“We must open our hearts and be compassionate; live by the principles of non-malfeasance, social justice, and caring. And, perhaps, most of all, we must share our human spirit and cultivate hope where hope sometimes seems impossible.

“Like technology and machines that require proper maintenance, so too, must we take excellent care of ourselves. We must find time to restore, relax, and be contemplative—to enjoy quiet moments and be with the people we love and those who love us back. So, be good to yourselves as you provide for others. While we belong to a noble profession, it is also a very demanding one.

Positioned to lead
“This graduating class is well-positioned to lead the way and advance our nation’s health. Your steadfast and resolute commitment to just causes, your keen and collective intelligence, and your deep allegiance to being fearless on the side of right will take you far and set you apart from the ordinary and the mundane, if you speak with voices of measured reason and mutual respect.

“But remember, in this fast-paced, moving world, we almost never accomplish anything worthwhile solely on our own. Witness the people in this room tonight and others who have helped you along your nursing education pathway, those who have been by your side every step of the way on your journey toward even greater accomplishments and achieving your own Golden Moments. Your family, friends, neighbors, loved ones—and yes, even your faculty—have joined you on this journey, and we are all very, very proud of you.

“So, appreciate and cherish the gifts you’ve been given, and never waste them. Use them to make a difference in the lives of those in your care today and in the years to come. Never waiver in fulfilling obligations to your patients and their families.
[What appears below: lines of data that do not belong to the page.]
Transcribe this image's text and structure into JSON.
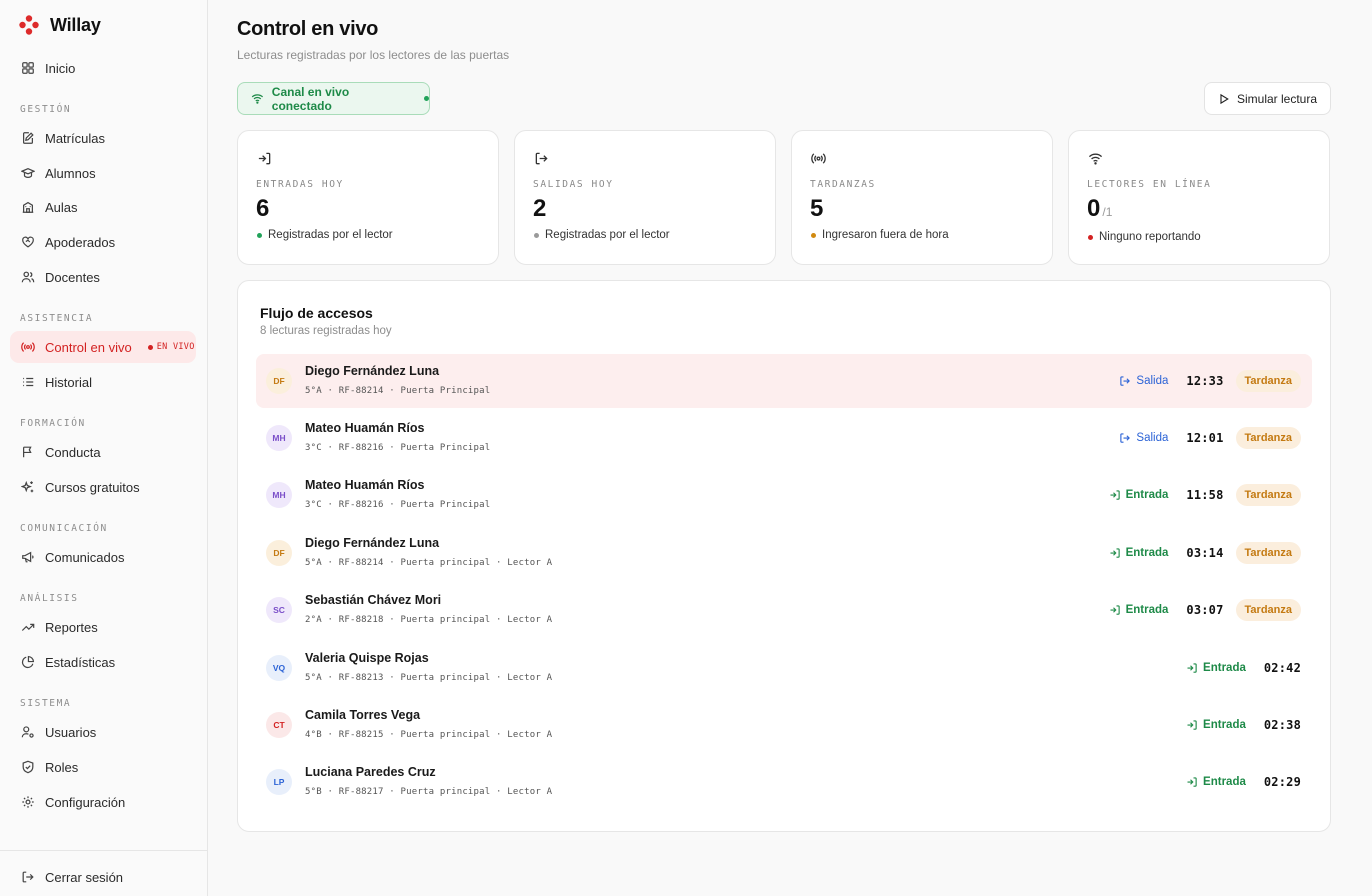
{
  "app": {
    "name": "Willay",
    "brand_color": "#dd2b2b"
  },
  "sidebar": {
    "home": {
      "label": "Inicio",
      "icon": "grid-icon"
    },
    "sections": [
      {
        "title": "GESTIÓN",
        "items": [
          {
            "label": "Matrículas",
            "icon": "edit-icon"
          },
          {
            "label": "Alumnos",
            "icon": "graduation-cap-icon"
          },
          {
            "label": "Aulas",
            "icon": "building-icon"
          },
          {
            "label": "Apoderados",
            "icon": "heart-handshake-icon"
          },
          {
            "label": "Docentes",
            "icon": "users-icon"
          }
        ]
      },
      {
        "title": "ASISTENCIA",
        "items": [
          {
            "label": "Control en vivo",
            "icon": "radio-icon",
            "active": true,
            "badge": "EN VIVO"
          },
          {
            "label": "Historial",
            "icon": "list-icon"
          }
        ]
      },
      {
        "title": "FORMACIÓN",
        "items": [
          {
            "label": "Conducta",
            "icon": "flag-icon"
          },
          {
            "label": "Cursos gratuitos",
            "icon": "sparkles-icon"
          }
        ]
      },
      {
        "title": "COMUNICACIÓN",
        "items": [
          {
            "label": "Comunicados",
            "icon": "megaphone-icon"
          }
        ]
      },
      {
        "title": "ANÁLISIS",
        "items": [
          {
            "label": "Reportes",
            "icon": "trending-up-icon"
          },
          {
            "label": "Estadísticas",
            "icon": "pie-chart-icon"
          }
        ]
      },
      {
        "title": "SISTEMA",
        "items": [
          {
            "label": "Usuarios",
            "icon": "user-cog-icon"
          },
          {
            "label": "Roles",
            "icon": "shield-icon"
          },
          {
            "label": "Configuración",
            "icon": "gear-icon"
          }
        ]
      }
    ],
    "logout": {
      "label": "Cerrar sesión",
      "icon": "logout-icon"
    }
  },
  "header": {
    "title": "Control en vivo",
    "subtitle": "Lecturas registradas por los lectores de las puertas",
    "connection_status": "Canal en vivo conectado",
    "simulate_button": "Simular lectura"
  },
  "stats": [
    {
      "label": "ENTRADAS HOY",
      "value": "6",
      "note": "Registradas por el lector",
      "dot_color": "#22a35a",
      "icon": "login-icon"
    },
    {
      "label": "SALIDAS HOY",
      "value": "2",
      "note": "Registradas por el lector",
      "dot_color": "#9a9a9a",
      "icon": "logout-icon"
    },
    {
      "label": "TARDANZAS",
      "value": "5",
      "note": "Ingresaron fuera de hora",
      "dot_color": "#d18a10",
      "icon": "radio-icon"
    },
    {
      "label": "LECTORES EN LÍNEA",
      "value": "0",
      "total": "/1",
      "note": "Ninguno reportando",
      "dot_color": "#d32222",
      "icon": "wifi-icon"
    }
  ],
  "flow": {
    "title": "Flujo de accesos",
    "subtitle": "8 lecturas registradas hoy",
    "rows": [
      {
        "initials": "DF",
        "name": "Diego Fernández Luna",
        "meta": "5°A · RF-88214 · Puerta Principal",
        "direction": "Salida",
        "time": "12:33",
        "late": "Tardanza",
        "highlight": true
      },
      {
        "initials": "MH",
        "name": "Mateo Huamán Ríos",
        "meta": "3°C · RF-88216 · Puerta Principal",
        "direction": "Salida",
        "time": "12:01",
        "late": "Tardanza"
      },
      {
        "initials": "MH",
        "name": "Mateo Huamán Ríos",
        "meta": "3°C · RF-88216 · Puerta Principal",
        "direction": "Entrada",
        "time": "11:58",
        "late": "Tardanza"
      },
      {
        "initials": "DF",
        "name": "Diego Fernández Luna",
        "meta": "5°A · RF-88214 · Puerta principal · Lector A",
        "direction": "Entrada",
        "time": "03:14",
        "late": "Tardanza"
      },
      {
        "initials": "SC",
        "name": "Sebastián Chávez Mori",
        "meta": "2°A · RF-88218 · Puerta principal · Lector A",
        "direction": "Entrada",
        "time": "03:07",
        "late": "Tardanza"
      },
      {
        "initials": "VQ",
        "name": "Valeria Quispe Rojas",
        "meta": "5°A · RF-88213 · Puerta principal · Lector A",
        "direction": "Entrada",
        "time": "02:42"
      },
      {
        "initials": "CT",
        "name": "Camila Torres Vega",
        "meta": "4°B · RF-88215 · Puerta principal · Lector A",
        "direction": "Entrada",
        "time": "02:38"
      },
      {
        "initials": "LP",
        "name": "Luciana Paredes Cruz",
        "meta": "5°B · RF-88217 · Puerta principal · Lector A",
        "direction": "Entrada",
        "time": "02:29"
      }
    ]
  }
}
Be an advocate for a more humane and just society. Champion a world of caring and compassion; show up, make a difference, and pledge commitment to service. Be reflective and thoughtful when making decisions. You are the promise of our profession, and, tonight, we pass the torch to you, our graduates, for you are well-positioned and well-prepared to boldly and confidently lead our profession into the next generation of nursing excellence.
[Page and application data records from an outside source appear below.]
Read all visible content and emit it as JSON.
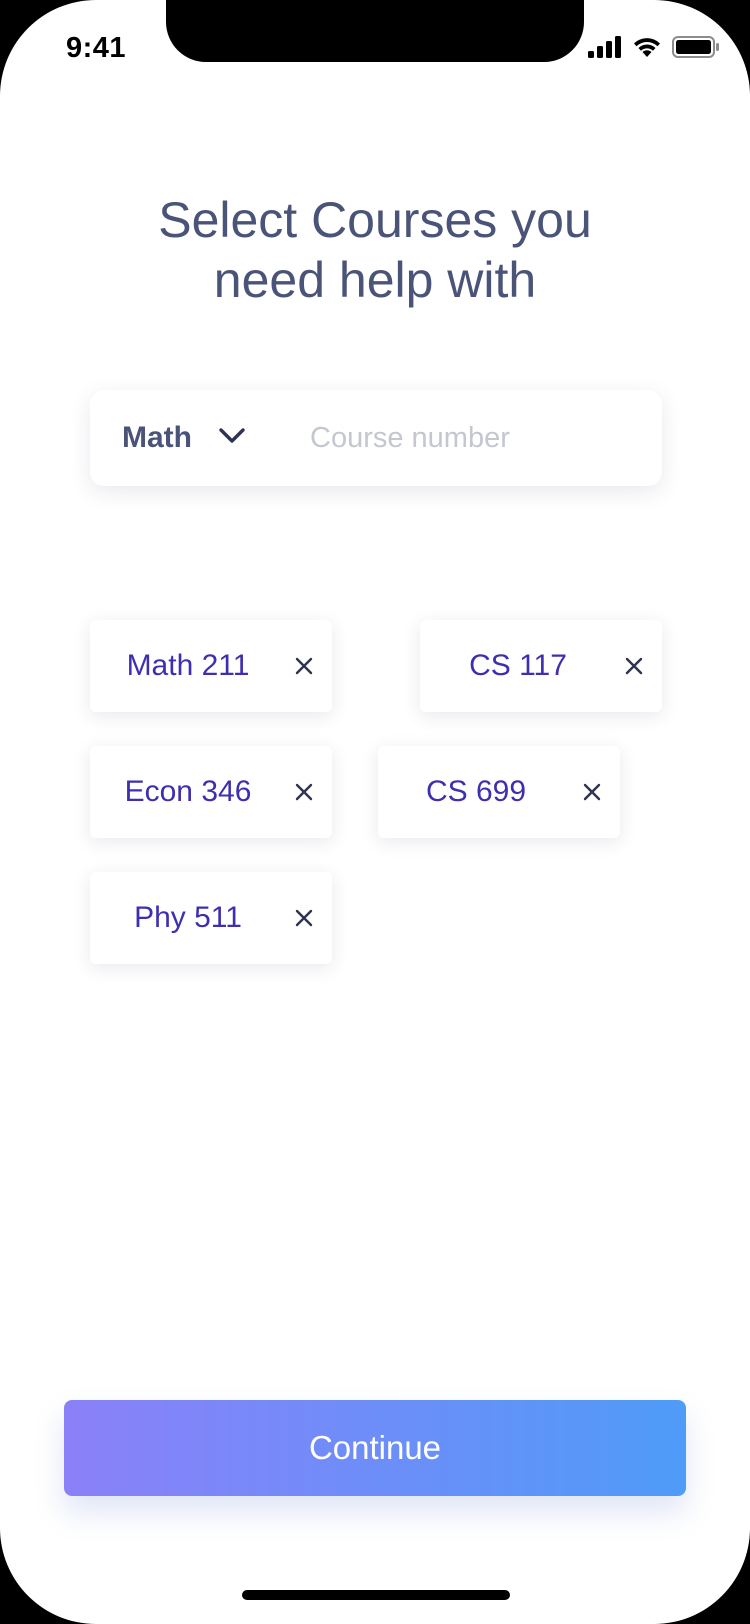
{
  "status_bar": {
    "time": "9:41",
    "icons": [
      "signal-icon",
      "wifi-icon",
      "battery-icon"
    ]
  },
  "title": {
    "line1": "Select Courses you",
    "line2": "need help with"
  },
  "search": {
    "subject_value": "Math",
    "course_placeholder": "Course number"
  },
  "selected_courses": [
    {
      "label": "Math 211"
    },
    {
      "label": "CS 117"
    },
    {
      "label": "Econ 346"
    },
    {
      "label": "CS 699"
    },
    {
      "label": "Phy 511"
    }
  ],
  "continue_label": "Continue",
  "colors": {
    "title": "#4a5478",
    "chip_text": "#3d2fb0",
    "gradient_start": "#8b80f8",
    "gradient_end": "#4f9bf8"
  }
}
“So, as an uncertain world rushes on, savor those rare and quiet moments. Be gentle with yourselves as you provide care to others. You have all worked very, very hard, but, in some ways, your work has barely begun. You are clearly up to the challenge, and we honor you as you continue on your path to nursing excellence—both as scientist and artist.

“I’d like to close by reciting a few selected lines of prudent wisdom from Oh, the Places You’ll Go!, written by Dr. Seuss one year before his death at the age of 87.”

     Today is your day. You’re off to Great Places.
     You’re off and away!

     You have brains in your head.
     You have feet in your shoes.
     You can steer yourself any direction you choose!

     Oh, the places you’ll go! There is fun to be done.

     There are points to be scored.
     There are games to be won!
     And the magical things you can do with that ball,
     Will make you the winningest winner of all!

     Oh, the places you’ll go!

“So, colleagues, enjoy the ride. On behalf of all of us gathered with you tonight, congratulations on a job well done, stay in touch, and thanks for the memories.”

For Reflections on Nursing Leadership (RNL), published by the Honor Society of Nursing, Sigma Theta Tau International. Comments are moderated. Those that promote products or services will not be posted.